When your kids experience their first snow day, it’s pretty special. You hunker down and get pumped right along with them. No school! Let's start eating everything in sight! Where are the sleds?! Yay for cozy family time! It brings you back to when you were a kid and snow days were a once-in-a-blue-moon occurrence, not part of the Common Core curriculum like they seem to be now. My kids are so used to school being cancelled that if there’s more than a dusting when they wake up they just assume — and start demanding hot cocoa. The novelty has completely worn off for all of us. And when you’re on your 18th snow day like we are here on Long Island (note: it’s not actually the 18th but it certainly feels like it) you go through what I like to call the five stages of a snow day…Read More »from What Happens to Parents When You Have Too Many Snow Days
1. Denial. “They’re definitely going to have school tomorrow, right?” you ask your spouse the night before, even as the weather people use words like “nightmarish,” “treacherous,” and “do not go out unless you have
- Erin Zammett Ruddy | Parenting – Wed, Feb 12, 2014 2:14 PM EST
three kids in school, Valentine’s Day is suddenly a really big deal. There are parties and crafts and special snacks and wardrobe requirements and love-themed homework and, of course, the great Valentine exchange. It’s not that I want to deprive my kids of this stuff (holidays—even made-up ones—are the best when you’re little!) but all these heart-shaped to-dos end up on my plate and my plate is already full. And so I’m annoyed. Here’s why…I’ve never been a big fan of February 14th. Even when I had a boyfriend, it just felt…forced. Now that I’m married to a totally-great-but-not-very-romantic-in-the-Hallmark-sense-of-the-word guy, we completely opt out. But with two of my Read More »from 10 Things I Hate About Valentine’s Day as a Parent

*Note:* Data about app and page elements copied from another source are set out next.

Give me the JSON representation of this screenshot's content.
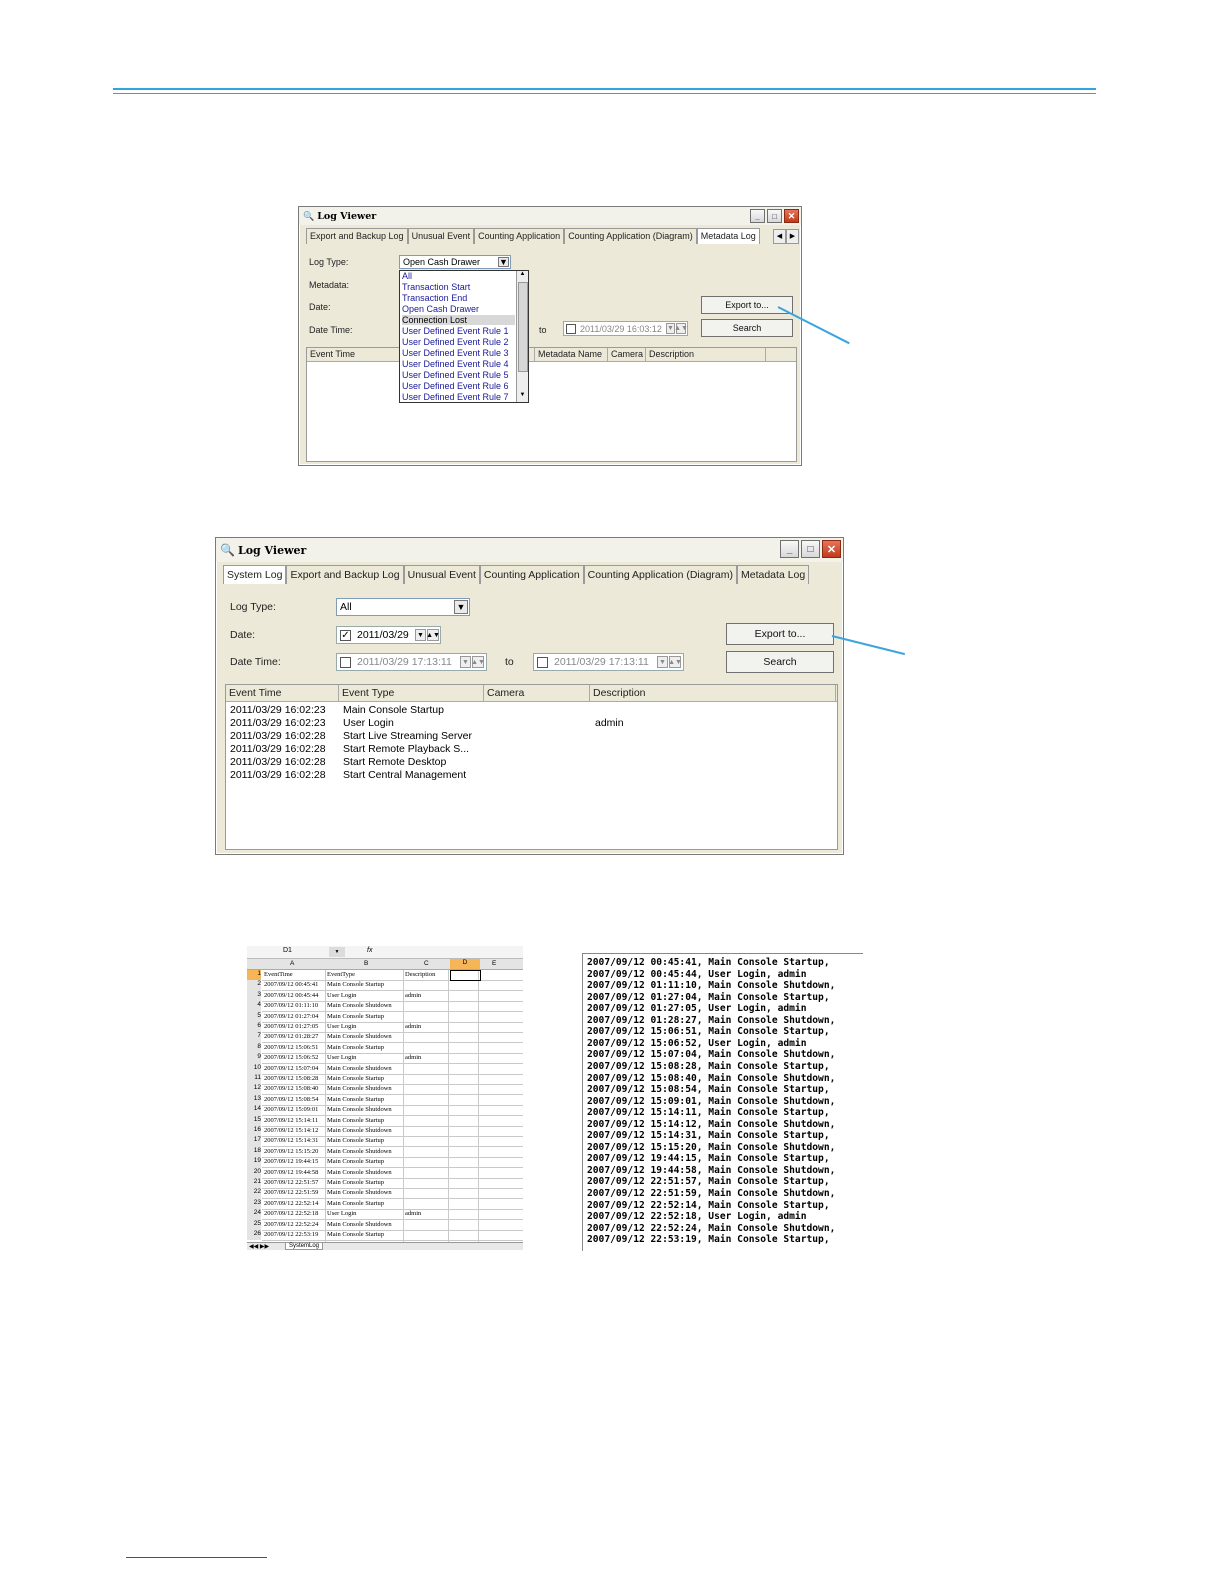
{
  "colors": {
    "accent": "#2fa5da",
    "close_button": "#c13b1c"
  },
  "window1": {
    "title": "Log Viewer",
    "tabs": [
      "Export and Backup Log",
      "Unusual Event",
      "Counting Application",
      "Counting Application (Diagram)",
      "Metadata Log"
    ],
    "labels": {
      "log_type": "Log Type:",
      "metadata": "Metadata:",
      "date": "Date:",
      "date_time": "Date Time:",
      "to": "to"
    },
    "log_type_value": "Open Cash Drawer",
    "date_time_to": "2011/03/29 16:03:12",
    "export_label": "Export to...",
    "search_label": "Search",
    "columns": [
      "Event Time",
      "Metadata Name",
      "Camera",
      "Description"
    ],
    "dropdown_items": [
      "All",
      "Transaction Start",
      "Transaction End",
      "Open Cash Drawer",
      "Connection Lost",
      "User Defined Event Rule 1",
      "User Defined Event Rule 2",
      "User Defined Event Rule 3",
      "User Defined Event Rule 4",
      "User Defined Event Rule 5",
      "User Defined Event Rule 6",
      "User Defined Event Rule 7"
    ]
  },
  "window2": {
    "title": "Log Viewer",
    "tabs": [
      "System Log",
      "Export and Backup Log",
      "Unusual Event",
      "Counting Application",
      "Counting Application (Diagram)",
      "Metadata Log"
    ],
    "labels": {
      "log_type": "Log Type:",
      "date": "Date:",
      "date_time": "Date Time:",
      "to": "to"
    },
    "log_type_value": "All",
    "date_value": "2011/03/29",
    "date_time_from": "2011/03/29 17:13:11",
    "date_time_to": "2011/03/29 17:13:11",
    "export_label": "Export to...",
    "search_label": "Search",
    "columns": [
      "Event Time",
      "Event Type",
      "Camera",
      "Description"
    ],
    "rows": [
      {
        "time": "2011/03/29 16:02:23",
        "type": "Main Console Startup",
        "camera": "",
        "desc": ""
      },
      {
        "time": "2011/03/29 16:02:23",
        "type": "User Login",
        "camera": "",
        "desc": "admin"
      },
      {
        "time": "2011/03/29 16:02:28",
        "type": "Start Live Streaming Server",
        "camera": "",
        "desc": ""
      },
      {
        "time": "2011/03/29 16:02:28",
        "type": "Start Remote Playback S...",
        "camera": "",
        "desc": ""
      },
      {
        "time": "2011/03/29 16:02:28",
        "type": "Start Remote Desktop",
        "camera": "",
        "desc": ""
      },
      {
        "time": "2011/03/29 16:02:28",
        "type": "Start Central Management",
        "camera": "",
        "desc": ""
      }
    ]
  },
  "spreadsheet": {
    "name_box": "D1",
    "fx": "fx",
    "columns": [
      "A",
      "B",
      "C",
      "D",
      "E"
    ],
    "header": [
      "EventTime",
      "EventType",
      "Description"
    ],
    "rows": [
      [
        "2007/09/12 00:45:41",
        "Main Console Startup",
        ""
      ],
      [
        "2007/09/12 00:45:44",
        "User Login",
        "admin"
      ],
      [
        "2007/09/12 01:11:10",
        "Main Console Shutdown",
        ""
      ],
      [
        "2007/09/12 01:27:04",
        "Main Console Startup",
        ""
      ],
      [
        "2007/09/12 01:27:05",
        "User Login",
        "admin"
      ],
      [
        "2007/09/12 01:28:27",
        "Main Console Shutdown",
        ""
      ],
      [
        "2007/09/12 15:06:51",
        "Main Console Startup",
        ""
      ],
      [
        "2007/09/12 15:06:52",
        "User Login",
        "admin"
      ],
      [
        "2007/09/12 15:07:04",
        "Main Console Shutdown",
        ""
      ],
      [
        "2007/09/12 15:08:28",
        "Main Console Startup",
        ""
      ],
      [
        "2007/09/12 15:08:40",
        "Main Console Shutdown",
        ""
      ],
      [
        "2007/09/12 15:08:54",
        "Main Console Startup",
        ""
      ],
      [
        "2007/09/12 15:09:01",
        "Main Console Shutdown",
        ""
      ],
      [
        "2007/09/12 15:14:11",
        "Main Console Startup",
        ""
      ],
      [
        "2007/09/12 15:14:12",
        "Main Console Shutdown",
        ""
      ],
      [
        "2007/09/12 15:14:31",
        "Main Console Startup",
        ""
      ],
      [
        "2007/09/12 15:15:20",
        "Main Console Shutdown",
        ""
      ],
      [
        "2007/09/12 19:44:15",
        "Main Console Startup",
        ""
      ],
      [
        "2007/09/12 19:44:58",
        "Main Console Shutdown",
        ""
      ],
      [
        "2007/09/12 22:51:57",
        "Main Console Startup",
        ""
      ],
      [
        "2007/09/12 22:51:59",
        "Main Console Shutdown",
        ""
      ],
      [
        "2007/09/12 22:52:14",
        "Main Console Startup",
        ""
      ],
      [
        "2007/09/12 22:52:18",
        "User Login",
        "admin"
      ],
      [
        "2007/09/12 22:52:24",
        "Main Console Shutdown",
        ""
      ],
      [
        "2007/09/12 22:53:19",
        "Main Console Startup",
        ""
      ]
    ],
    "sheet_tab": "SystemLog"
  },
  "textlog": {
    "lines": [
      "2007/09/12 00:45:41, Main Console Startup,",
      "2007/09/12 00:45:44, User Login, admin",
      "2007/09/12 01:11:10, Main Console Shutdown,",
      "2007/09/12 01:27:04, Main Console Startup,",
      "2007/09/12 01:27:05, User Login, admin",
      "2007/09/12 01:28:27, Main Console Shutdown,",
      "2007/09/12 15:06:51, Main Console Startup,",
      "2007/09/12 15:06:52, User Login, admin",
      "2007/09/12 15:07:04, Main Console Shutdown,",
      "2007/09/12 15:08:28, Main Console Startup,",
      "2007/09/12 15:08:40, Main Console Shutdown,",
      "2007/09/12 15:08:54, Main Console Startup,",
      "2007/09/12 15:09:01, Main Console Shutdown,",
      "2007/09/12 15:14:11, Main Console Startup,",
      "2007/09/12 15:14:12, Main Console Shutdown,",
      "2007/09/12 15:14:31, Main Console Startup,",
      "2007/09/12 15:15:20, Main Console Shutdown,",
      "2007/09/12 19:44:15, Main Console Startup,",
      "2007/09/12 19:44:58, Main Console Shutdown,",
      "2007/09/12 22:51:57, Main Console Startup,",
      "2007/09/12 22:51:59, Main Console Shutdown,",
      "2007/09/12 22:52:14, Main Console Startup,",
      "2007/09/12 22:52:18, User Login, admin",
      "2007/09/12 22:52:24, Main Console Shutdown,",
      "2007/09/12 22:53:19, Main Console Startup,"
    ]
  }
}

1. I went to Target to get valentines for my four- and six-year-olds to give out and all of the cards have Disney/Nick Jr./Barbie/Angry Birds characters on them, which I hate. I know, I know, but it just bothers me that everything has to be commercial. I thought I scored with super-cute plainish heart-shaped cards
I had a controversial conversation with an older mother recently and it’s still kind of bothering me. I was chatting with her and another mom at a kid party and she told us that when her kids were young, she worked some nights but was always around when the kids were home (and awake). She admitted that she was lucky her schedule allowed this. We agreed. I didn’t think she was being holier than thou but then she told us how she recently started working in a daycare…and how sad she thinks it is that some kids are there all day long. And what really breaks her heart is that they call it school. “It’s not school, it’s daycare!” she declared. “School? Puh-lease!”Read More »from Is It Wrong to Call Daycare “School”?

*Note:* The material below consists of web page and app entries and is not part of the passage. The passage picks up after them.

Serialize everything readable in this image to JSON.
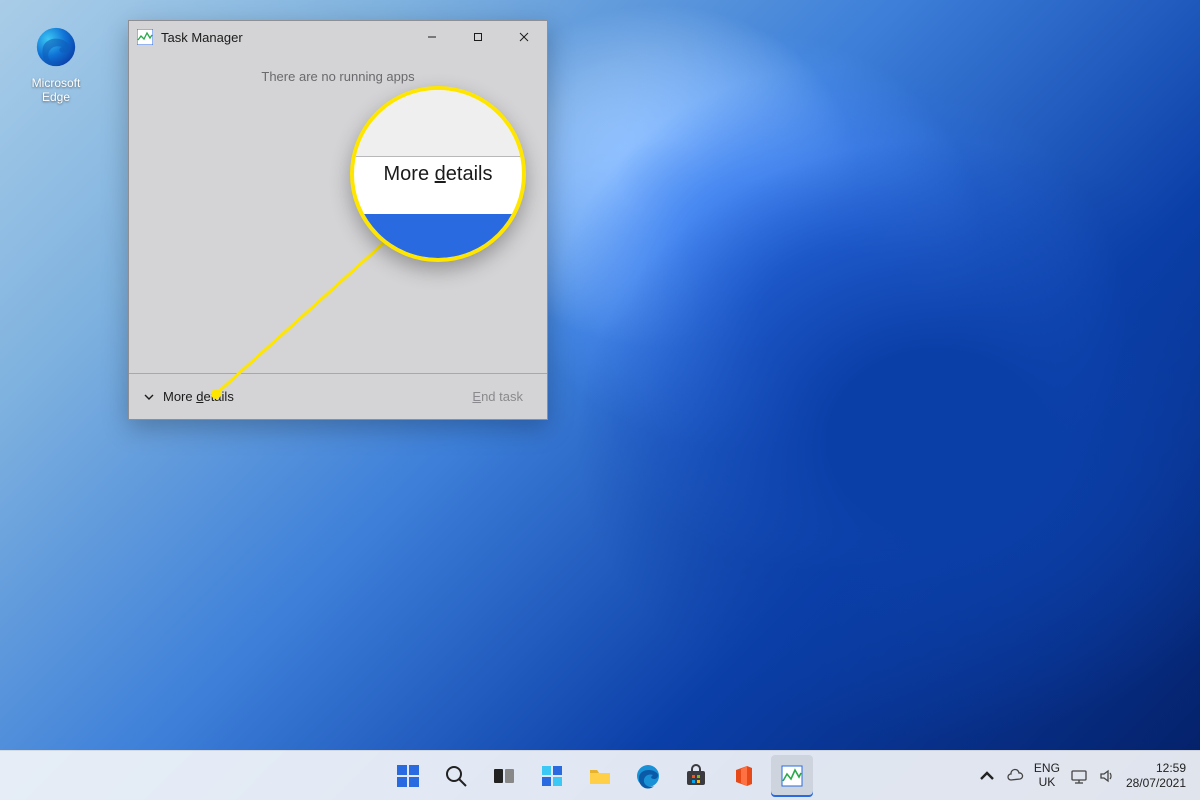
{
  "desktop": {
    "icons": [
      {
        "name": "Microsoft Edge"
      }
    ]
  },
  "task_manager": {
    "title": "Task Manager",
    "status_text": "There are no running apps",
    "more_details_label": "More details",
    "end_task_label": "End task"
  },
  "callout": {
    "text": "More details"
  },
  "taskbar": {
    "items": [
      {
        "id": "start",
        "name": "Start"
      },
      {
        "id": "search",
        "name": "Search"
      },
      {
        "id": "task-view",
        "name": "Task View"
      },
      {
        "id": "widgets",
        "name": "Widgets"
      },
      {
        "id": "file-explorer",
        "name": "File Explorer"
      },
      {
        "id": "edge",
        "name": "Microsoft Edge"
      },
      {
        "id": "store",
        "name": "Microsoft Store"
      },
      {
        "id": "office",
        "name": "Office"
      },
      {
        "id": "task-manager",
        "name": "Task Manager",
        "active": true
      }
    ],
    "system_tray": {
      "overflow": "^",
      "onedrive": "OneDrive",
      "language_primary": "ENG",
      "language_secondary": "UK",
      "network": "Network",
      "volume": "Volume",
      "time": "12:59",
      "date": "28/07/2021"
    }
  }
}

The other woman talking with us works out of the house but her husband watches their daughter during the day. I think the offending mom assumed that because I have an unconventional job (i.e., I write magazine articles—and blog posts—from home while wearing sweats) that I also don’t require childcare. She thought she was talking to

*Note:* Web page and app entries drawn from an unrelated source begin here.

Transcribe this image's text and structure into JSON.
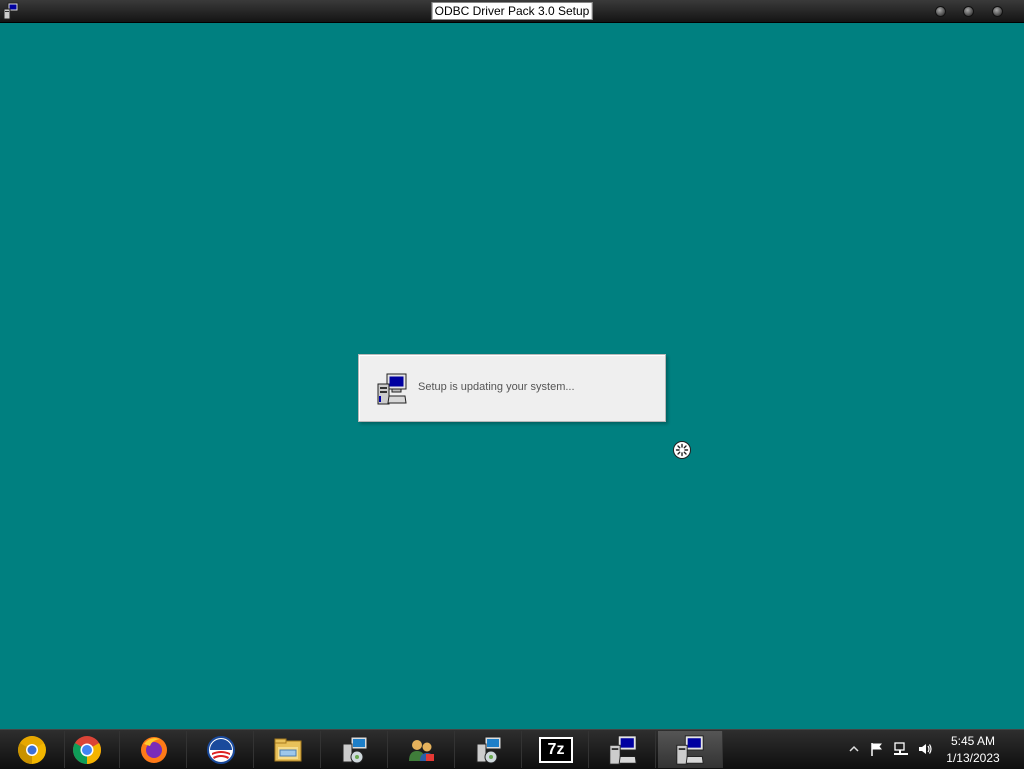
{
  "window": {
    "title": "ODBC Driver Pack 3.0 Setup",
    "app_icon": "setup-computer-icon"
  },
  "dialog": {
    "message": "Setup is updating your system...",
    "icon": "setup-computer-icon"
  },
  "cursor": {
    "icon": "busy-cursor-icon"
  },
  "taskbar": {
    "items": [
      {
        "icon": "chrome-canary-icon"
      },
      {
        "icon": "chrome-icon"
      },
      {
        "icon": "firefox-icon"
      },
      {
        "icon": "obama-logo-icon"
      },
      {
        "icon": "file-explorer-icon"
      },
      {
        "icon": "setup-installer-icon"
      },
      {
        "icon": "network-users-icon"
      },
      {
        "icon": "setup-installer-icon"
      },
      {
        "icon": "7zip-icon",
        "label": "7z"
      },
      {
        "icon": "setup-computer-icon"
      },
      {
        "icon": "setup-computer-icon",
        "active": true
      }
    ],
    "tray": [
      "show-hidden-icons-icon",
      "flag-icon",
      "network-icon",
      "volume-icon"
    ],
    "clock": {
      "time": "5:45 AM",
      "date": "1/13/2023"
    }
  },
  "colors": {
    "desktop": "#008080",
    "taskbar": "#1c1c1c",
    "dialog_bg": "#efefef"
  }
}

much time to workout so I appreciate any exercise I can get) but now that I have a new baby and we are in the midst of the coldest/snowiest/most soul-crushing winter ever, it's getting tough. Every once in a while I score one of the parking spots out front (cheers and high fives with my tiny passengers follow) but that is incredibly rare. Usually, I'm lugging the infant carrier, my feisty 4-year-old, her backpack and periodically class snack while bracing us from whatever the polar vortex is throwing our way that day. In the afternoon I often have my meandering 6-year-old in tow. It’s not the highlight of my day.The drop-off/pick-up situation at my daughter’s pre-school is kind of a cluster-youknowwhat. The school is in a big facility that also has a really nice gym, which means the parking lot is packed during the morning and afternoon hours. Which means all the good spots are always taken so you have to park pretty far away. I'm not usually opposed to this (I don’t have Read More »from The Pre-School Drop Off Rule I (Shamefully) Broke